EXERCISE BRIEF - Copy each line of the listing where the word "caseyjones" can be found.

────

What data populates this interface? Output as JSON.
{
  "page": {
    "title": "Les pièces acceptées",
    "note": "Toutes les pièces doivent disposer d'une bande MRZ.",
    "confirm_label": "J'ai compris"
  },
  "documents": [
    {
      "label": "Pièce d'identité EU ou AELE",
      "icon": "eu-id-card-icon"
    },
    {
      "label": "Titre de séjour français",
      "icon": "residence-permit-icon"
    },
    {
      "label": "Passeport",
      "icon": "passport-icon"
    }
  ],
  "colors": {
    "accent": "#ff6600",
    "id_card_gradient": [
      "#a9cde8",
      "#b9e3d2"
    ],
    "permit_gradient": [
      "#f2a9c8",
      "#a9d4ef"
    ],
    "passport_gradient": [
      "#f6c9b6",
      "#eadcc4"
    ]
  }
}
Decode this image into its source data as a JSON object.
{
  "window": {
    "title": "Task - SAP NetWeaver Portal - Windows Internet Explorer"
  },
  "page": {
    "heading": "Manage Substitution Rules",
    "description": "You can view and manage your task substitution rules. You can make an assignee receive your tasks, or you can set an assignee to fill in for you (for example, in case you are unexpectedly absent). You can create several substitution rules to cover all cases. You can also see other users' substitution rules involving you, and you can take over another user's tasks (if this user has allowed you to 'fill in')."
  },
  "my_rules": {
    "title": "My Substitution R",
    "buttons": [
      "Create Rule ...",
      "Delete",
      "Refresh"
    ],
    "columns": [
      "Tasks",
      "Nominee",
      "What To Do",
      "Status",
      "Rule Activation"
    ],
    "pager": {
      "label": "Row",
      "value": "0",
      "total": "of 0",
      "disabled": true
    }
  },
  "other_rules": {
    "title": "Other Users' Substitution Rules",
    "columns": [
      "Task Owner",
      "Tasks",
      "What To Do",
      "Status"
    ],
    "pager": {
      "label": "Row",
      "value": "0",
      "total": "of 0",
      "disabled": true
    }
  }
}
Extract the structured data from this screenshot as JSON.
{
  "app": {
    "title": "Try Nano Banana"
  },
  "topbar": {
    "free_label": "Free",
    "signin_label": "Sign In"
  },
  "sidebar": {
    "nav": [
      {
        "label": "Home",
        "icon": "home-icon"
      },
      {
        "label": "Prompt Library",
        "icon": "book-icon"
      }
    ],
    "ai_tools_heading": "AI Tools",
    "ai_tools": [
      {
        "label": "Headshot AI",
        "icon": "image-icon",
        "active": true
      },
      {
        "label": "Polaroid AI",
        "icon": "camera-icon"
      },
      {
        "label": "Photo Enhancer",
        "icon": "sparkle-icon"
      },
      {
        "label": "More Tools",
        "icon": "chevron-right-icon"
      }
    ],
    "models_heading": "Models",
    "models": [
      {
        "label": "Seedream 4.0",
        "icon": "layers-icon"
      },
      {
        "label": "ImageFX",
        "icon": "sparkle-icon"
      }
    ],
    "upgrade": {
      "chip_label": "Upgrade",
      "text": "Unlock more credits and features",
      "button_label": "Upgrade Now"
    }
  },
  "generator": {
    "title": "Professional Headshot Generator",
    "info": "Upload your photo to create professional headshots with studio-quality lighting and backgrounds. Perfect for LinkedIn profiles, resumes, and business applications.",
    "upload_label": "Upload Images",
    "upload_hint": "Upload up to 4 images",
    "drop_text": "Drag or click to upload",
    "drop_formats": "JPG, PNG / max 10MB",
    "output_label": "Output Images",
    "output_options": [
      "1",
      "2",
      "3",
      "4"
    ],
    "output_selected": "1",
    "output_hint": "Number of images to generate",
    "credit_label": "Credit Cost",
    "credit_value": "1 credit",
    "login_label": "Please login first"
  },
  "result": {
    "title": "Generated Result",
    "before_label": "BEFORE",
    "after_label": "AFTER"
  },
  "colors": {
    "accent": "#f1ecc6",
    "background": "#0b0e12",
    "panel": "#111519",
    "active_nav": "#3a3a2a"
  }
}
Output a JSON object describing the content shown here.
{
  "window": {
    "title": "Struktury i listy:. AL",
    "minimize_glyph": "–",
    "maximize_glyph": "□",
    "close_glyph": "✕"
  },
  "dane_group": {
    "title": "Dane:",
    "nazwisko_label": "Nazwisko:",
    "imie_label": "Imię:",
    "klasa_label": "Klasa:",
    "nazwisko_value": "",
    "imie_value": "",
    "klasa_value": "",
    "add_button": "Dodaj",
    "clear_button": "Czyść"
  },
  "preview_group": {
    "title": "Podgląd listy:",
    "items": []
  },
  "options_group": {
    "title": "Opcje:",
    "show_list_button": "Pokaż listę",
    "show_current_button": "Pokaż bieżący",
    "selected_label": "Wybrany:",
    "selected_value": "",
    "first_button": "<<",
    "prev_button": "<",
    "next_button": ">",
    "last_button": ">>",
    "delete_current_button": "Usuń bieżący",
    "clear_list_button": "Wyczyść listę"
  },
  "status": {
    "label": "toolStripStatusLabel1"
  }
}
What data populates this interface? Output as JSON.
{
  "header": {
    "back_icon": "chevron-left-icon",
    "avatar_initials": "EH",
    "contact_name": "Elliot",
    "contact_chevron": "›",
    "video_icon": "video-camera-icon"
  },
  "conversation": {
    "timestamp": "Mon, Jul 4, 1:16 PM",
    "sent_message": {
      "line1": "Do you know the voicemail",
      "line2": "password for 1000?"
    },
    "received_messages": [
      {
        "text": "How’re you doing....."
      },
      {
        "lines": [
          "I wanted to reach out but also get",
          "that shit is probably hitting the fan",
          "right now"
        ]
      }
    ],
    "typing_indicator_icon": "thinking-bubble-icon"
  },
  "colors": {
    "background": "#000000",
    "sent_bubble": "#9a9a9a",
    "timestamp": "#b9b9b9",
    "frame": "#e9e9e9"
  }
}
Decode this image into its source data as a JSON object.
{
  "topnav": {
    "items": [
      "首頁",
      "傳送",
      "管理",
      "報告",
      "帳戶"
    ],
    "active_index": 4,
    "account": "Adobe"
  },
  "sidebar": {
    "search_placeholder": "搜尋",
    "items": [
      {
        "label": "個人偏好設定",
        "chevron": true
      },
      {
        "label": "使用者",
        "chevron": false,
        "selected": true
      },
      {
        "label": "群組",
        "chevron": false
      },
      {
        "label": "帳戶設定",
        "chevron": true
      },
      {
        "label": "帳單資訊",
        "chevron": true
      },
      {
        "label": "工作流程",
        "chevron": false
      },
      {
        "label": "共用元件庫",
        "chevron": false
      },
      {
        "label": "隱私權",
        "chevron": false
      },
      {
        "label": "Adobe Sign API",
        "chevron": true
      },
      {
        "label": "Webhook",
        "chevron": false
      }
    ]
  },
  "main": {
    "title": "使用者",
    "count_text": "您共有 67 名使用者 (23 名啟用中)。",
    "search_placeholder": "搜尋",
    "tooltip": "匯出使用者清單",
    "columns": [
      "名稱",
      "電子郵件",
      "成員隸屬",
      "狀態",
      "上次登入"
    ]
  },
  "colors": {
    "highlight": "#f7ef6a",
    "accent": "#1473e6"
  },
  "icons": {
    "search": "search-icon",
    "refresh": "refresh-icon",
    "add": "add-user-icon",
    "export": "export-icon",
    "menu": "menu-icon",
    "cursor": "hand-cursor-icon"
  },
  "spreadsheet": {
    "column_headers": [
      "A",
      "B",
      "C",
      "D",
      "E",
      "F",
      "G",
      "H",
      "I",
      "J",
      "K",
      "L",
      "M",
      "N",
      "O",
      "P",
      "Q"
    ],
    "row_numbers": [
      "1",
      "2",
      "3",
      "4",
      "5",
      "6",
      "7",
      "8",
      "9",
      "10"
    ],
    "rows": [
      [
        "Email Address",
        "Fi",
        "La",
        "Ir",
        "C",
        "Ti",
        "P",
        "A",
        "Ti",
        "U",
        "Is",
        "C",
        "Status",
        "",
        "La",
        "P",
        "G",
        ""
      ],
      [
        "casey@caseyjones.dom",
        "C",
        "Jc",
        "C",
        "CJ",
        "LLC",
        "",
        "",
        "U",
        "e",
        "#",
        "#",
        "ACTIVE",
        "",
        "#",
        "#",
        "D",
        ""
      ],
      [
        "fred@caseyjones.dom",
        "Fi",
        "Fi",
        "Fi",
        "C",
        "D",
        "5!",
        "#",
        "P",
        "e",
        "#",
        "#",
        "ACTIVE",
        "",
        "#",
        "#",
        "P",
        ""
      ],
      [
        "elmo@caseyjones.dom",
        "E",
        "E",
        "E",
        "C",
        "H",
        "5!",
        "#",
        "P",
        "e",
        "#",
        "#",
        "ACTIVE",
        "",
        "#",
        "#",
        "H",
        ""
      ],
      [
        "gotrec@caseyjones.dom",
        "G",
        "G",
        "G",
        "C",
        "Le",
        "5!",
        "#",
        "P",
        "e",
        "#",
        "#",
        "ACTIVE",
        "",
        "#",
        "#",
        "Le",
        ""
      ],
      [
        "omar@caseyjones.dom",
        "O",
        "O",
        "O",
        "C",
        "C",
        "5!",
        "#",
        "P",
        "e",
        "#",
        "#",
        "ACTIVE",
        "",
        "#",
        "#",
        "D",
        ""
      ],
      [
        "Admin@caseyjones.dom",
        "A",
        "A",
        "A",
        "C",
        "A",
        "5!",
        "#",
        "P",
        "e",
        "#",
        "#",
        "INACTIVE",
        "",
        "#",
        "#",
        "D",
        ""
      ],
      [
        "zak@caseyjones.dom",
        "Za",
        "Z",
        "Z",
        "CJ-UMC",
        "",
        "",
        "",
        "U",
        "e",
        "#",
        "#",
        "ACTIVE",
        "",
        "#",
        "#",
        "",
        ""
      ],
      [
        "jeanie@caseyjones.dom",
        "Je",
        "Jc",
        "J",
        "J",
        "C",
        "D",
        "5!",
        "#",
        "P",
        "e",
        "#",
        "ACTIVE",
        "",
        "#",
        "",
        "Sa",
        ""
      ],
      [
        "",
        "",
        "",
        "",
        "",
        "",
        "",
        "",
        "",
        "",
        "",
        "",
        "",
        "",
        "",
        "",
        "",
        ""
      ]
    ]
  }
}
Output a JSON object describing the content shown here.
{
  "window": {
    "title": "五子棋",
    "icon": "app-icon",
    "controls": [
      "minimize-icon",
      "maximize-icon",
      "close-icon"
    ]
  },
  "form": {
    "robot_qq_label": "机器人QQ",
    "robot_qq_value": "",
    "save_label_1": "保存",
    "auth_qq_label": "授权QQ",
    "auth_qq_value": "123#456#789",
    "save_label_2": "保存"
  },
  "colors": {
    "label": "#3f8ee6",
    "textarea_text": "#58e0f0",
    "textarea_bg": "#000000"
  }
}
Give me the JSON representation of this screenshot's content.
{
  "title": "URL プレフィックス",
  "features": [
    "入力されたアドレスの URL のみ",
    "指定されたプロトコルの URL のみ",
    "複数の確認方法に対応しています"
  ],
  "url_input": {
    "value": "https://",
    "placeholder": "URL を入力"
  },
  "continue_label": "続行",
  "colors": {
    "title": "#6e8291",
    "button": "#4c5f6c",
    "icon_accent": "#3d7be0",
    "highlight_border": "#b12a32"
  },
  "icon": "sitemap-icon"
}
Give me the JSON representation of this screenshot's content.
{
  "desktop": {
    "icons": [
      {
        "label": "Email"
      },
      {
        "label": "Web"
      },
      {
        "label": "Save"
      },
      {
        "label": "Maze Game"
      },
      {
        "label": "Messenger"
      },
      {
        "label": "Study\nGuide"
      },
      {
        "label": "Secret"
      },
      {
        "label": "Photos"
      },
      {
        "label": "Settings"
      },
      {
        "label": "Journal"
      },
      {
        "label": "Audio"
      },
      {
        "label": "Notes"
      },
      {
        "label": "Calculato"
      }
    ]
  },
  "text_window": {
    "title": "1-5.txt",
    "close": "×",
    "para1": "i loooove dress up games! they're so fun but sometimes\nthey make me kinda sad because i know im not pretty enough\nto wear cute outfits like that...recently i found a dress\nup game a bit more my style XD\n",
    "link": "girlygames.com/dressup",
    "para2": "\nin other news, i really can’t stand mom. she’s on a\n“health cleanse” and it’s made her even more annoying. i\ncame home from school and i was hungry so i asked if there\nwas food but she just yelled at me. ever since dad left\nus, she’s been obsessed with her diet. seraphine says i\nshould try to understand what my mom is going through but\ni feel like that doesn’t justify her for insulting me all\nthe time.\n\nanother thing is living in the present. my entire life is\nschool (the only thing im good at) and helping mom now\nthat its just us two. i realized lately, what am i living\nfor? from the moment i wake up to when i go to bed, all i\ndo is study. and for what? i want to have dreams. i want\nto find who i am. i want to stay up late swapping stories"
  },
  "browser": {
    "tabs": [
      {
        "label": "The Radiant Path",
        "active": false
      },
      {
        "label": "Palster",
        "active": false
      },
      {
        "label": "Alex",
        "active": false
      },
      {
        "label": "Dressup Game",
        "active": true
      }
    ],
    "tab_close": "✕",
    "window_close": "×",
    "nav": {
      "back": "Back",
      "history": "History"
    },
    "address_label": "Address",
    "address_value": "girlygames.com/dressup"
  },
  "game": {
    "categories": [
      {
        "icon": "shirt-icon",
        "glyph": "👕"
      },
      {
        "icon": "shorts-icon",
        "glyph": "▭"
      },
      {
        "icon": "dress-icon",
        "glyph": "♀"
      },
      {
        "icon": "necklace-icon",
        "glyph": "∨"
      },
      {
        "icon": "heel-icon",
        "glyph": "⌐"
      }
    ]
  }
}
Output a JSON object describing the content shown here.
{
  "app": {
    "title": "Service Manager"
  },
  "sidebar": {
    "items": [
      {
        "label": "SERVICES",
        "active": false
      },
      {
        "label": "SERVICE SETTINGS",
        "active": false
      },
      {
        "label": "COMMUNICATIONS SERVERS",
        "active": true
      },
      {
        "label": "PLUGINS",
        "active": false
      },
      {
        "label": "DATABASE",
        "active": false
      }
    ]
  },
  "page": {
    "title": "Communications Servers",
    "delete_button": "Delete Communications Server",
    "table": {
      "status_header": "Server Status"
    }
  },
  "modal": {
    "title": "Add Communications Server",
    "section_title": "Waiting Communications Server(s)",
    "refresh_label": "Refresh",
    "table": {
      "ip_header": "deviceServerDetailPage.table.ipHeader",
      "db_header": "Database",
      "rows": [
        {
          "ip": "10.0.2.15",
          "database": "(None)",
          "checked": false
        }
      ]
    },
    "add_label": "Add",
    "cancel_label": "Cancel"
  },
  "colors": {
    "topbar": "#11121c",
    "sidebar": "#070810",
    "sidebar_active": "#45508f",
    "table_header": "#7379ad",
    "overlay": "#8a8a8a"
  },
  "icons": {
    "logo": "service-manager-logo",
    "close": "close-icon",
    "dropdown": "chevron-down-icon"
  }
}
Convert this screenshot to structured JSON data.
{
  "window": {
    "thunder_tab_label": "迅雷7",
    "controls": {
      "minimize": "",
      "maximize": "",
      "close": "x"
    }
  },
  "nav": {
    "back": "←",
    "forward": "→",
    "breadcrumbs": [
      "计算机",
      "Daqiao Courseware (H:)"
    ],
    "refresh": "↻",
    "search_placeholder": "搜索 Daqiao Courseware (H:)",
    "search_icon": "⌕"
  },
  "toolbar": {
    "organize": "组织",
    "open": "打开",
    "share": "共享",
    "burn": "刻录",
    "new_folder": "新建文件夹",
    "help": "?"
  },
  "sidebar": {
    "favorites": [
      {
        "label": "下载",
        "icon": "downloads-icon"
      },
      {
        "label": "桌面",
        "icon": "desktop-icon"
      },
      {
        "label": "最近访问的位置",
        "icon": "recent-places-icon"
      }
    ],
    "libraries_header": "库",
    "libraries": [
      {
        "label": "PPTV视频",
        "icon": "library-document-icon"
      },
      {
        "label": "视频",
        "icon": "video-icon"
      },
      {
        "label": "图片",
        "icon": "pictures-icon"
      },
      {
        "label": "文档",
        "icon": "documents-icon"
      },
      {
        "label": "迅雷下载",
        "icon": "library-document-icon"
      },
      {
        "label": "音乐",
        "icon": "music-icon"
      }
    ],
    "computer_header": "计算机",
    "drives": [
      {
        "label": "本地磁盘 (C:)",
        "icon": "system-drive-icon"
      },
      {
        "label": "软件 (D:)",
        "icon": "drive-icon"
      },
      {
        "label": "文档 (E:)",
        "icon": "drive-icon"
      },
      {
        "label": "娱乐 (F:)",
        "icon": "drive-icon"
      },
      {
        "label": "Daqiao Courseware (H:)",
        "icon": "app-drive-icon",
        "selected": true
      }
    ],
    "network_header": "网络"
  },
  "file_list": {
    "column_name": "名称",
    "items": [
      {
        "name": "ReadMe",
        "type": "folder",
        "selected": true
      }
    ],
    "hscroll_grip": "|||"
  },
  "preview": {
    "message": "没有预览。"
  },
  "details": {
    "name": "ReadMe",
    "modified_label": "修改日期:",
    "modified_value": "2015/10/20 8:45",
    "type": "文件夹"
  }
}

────

SOLUTION TO THIS PROBLEM -
        "casey@caseyjones.dom",
        "fred@caseyjones.dom",
        "elmo@caseyjones.dom",
        "gotrec@caseyjones.dom",
        "omar@caseyjones.dom",
        "Admin@caseyjones.dom",
        "zak@caseyjones.dom",
        "jeanie@caseyjones.dom",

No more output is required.